- Assignment
Read through the entries below and copy each line where "Rights" turns up.

⟨

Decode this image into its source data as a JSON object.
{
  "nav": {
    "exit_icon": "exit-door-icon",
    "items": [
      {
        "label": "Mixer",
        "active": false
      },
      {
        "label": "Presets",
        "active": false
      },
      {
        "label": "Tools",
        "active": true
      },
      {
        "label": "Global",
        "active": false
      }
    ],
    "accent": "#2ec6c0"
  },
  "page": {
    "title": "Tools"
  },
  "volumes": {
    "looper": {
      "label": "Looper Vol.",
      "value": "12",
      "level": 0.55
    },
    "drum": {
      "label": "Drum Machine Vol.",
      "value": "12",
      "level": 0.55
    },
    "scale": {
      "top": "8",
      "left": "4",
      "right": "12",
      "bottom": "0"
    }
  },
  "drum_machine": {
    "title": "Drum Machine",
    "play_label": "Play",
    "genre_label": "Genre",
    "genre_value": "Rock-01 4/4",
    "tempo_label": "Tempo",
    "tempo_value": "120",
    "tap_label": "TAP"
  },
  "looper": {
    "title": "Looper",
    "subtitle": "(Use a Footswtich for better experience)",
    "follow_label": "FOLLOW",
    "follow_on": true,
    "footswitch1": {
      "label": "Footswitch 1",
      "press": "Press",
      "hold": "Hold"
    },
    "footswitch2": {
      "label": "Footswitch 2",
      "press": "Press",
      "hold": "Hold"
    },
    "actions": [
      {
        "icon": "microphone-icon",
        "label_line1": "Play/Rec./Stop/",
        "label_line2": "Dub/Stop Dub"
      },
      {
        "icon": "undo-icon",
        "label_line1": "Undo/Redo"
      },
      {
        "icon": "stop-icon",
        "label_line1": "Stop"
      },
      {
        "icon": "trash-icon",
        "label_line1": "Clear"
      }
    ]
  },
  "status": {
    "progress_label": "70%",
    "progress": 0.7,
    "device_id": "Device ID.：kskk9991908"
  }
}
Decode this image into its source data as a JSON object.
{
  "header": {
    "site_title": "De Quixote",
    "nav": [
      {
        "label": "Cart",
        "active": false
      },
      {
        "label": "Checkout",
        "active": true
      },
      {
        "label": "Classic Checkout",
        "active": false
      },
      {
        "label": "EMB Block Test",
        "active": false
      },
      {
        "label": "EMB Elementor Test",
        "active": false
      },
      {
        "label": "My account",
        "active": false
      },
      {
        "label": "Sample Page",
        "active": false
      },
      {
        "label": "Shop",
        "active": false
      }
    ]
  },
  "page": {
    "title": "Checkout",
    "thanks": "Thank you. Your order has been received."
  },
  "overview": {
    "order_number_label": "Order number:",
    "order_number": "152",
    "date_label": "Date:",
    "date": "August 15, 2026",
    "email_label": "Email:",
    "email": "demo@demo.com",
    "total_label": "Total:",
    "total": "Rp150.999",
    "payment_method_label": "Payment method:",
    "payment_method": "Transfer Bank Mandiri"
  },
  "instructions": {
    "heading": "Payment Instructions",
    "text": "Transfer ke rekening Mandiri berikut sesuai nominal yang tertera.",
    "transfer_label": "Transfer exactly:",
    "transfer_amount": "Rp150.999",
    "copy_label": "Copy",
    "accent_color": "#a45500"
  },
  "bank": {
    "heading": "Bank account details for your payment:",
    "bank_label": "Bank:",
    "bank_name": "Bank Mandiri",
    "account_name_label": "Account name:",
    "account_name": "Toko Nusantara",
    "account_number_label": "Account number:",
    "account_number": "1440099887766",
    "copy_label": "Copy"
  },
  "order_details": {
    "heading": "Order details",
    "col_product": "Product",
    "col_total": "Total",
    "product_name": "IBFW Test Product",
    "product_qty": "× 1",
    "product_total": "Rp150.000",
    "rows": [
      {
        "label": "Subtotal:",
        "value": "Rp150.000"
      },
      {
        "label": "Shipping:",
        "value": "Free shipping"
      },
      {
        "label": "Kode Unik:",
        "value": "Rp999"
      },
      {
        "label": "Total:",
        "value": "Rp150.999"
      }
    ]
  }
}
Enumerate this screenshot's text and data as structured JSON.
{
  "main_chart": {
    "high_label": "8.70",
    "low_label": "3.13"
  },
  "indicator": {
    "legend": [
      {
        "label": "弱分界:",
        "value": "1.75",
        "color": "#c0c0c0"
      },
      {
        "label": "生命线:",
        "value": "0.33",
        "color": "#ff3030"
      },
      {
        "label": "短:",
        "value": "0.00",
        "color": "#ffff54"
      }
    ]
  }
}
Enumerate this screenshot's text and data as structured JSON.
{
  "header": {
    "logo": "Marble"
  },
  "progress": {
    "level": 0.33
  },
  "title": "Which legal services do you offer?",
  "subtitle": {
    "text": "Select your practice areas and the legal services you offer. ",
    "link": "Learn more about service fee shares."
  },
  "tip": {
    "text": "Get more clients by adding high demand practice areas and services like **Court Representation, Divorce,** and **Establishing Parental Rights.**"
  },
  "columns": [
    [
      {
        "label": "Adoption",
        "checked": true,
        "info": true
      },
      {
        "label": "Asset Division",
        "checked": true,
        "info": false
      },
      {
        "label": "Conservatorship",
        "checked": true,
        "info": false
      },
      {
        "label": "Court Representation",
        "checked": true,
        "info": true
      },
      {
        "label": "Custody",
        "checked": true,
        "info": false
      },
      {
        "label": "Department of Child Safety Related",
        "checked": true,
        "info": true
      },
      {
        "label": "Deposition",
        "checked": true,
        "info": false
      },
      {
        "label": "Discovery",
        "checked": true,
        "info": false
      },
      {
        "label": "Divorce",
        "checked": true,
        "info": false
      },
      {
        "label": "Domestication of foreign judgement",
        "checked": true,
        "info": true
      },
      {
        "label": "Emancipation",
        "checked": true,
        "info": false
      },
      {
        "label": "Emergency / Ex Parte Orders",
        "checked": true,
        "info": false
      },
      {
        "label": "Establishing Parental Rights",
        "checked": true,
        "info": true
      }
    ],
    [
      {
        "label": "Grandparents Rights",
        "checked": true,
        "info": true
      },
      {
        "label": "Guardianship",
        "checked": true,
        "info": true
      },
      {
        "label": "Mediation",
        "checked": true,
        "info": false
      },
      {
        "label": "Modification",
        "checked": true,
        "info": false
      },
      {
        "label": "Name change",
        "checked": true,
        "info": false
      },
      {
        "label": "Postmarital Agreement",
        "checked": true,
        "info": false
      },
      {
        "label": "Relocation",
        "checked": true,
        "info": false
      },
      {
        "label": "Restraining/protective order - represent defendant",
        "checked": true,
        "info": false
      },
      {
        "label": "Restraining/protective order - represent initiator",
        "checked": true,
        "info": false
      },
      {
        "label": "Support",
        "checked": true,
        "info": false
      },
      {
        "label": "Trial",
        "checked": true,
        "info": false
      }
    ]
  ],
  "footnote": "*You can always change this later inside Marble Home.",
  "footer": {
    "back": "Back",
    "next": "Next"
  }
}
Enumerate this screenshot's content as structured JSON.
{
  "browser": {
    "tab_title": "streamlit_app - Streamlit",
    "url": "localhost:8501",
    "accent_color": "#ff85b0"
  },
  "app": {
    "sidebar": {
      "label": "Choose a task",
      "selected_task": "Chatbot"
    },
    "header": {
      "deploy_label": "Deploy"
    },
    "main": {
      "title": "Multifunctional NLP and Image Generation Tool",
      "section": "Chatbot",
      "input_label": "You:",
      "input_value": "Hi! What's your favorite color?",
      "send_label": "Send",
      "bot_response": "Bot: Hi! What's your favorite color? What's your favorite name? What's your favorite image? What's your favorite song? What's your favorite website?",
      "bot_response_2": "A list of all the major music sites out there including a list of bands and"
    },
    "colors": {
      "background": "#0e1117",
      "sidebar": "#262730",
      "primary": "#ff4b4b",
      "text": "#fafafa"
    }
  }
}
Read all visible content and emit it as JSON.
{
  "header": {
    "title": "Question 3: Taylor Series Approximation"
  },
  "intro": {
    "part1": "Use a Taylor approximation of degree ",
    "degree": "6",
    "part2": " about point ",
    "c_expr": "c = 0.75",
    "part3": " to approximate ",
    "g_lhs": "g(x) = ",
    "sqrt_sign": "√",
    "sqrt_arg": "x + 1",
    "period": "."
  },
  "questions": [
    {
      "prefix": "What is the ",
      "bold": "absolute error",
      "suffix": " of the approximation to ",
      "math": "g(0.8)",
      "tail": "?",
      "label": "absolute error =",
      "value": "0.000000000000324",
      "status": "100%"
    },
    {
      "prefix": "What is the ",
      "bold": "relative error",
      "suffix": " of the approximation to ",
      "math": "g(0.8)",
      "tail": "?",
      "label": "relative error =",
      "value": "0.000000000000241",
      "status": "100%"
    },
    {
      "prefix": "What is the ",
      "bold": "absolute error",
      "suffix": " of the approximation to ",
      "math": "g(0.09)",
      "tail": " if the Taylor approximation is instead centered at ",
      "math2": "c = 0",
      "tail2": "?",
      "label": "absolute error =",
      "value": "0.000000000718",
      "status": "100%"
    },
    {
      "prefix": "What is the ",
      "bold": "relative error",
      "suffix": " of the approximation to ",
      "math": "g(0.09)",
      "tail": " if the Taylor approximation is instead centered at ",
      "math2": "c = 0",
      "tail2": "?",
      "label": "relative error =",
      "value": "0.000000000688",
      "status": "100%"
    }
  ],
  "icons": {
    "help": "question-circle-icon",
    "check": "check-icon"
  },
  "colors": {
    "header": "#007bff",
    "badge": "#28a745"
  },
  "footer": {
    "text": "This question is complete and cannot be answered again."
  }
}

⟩

- Answer to the problem
    "text": "Get more clients by adding high demand practice areas and services like **Court Representation, Divorce,** and **Establishing Parental Rights.**"
        "label": "Establishing Parental Rights",
        "label": "Grandparents Rights",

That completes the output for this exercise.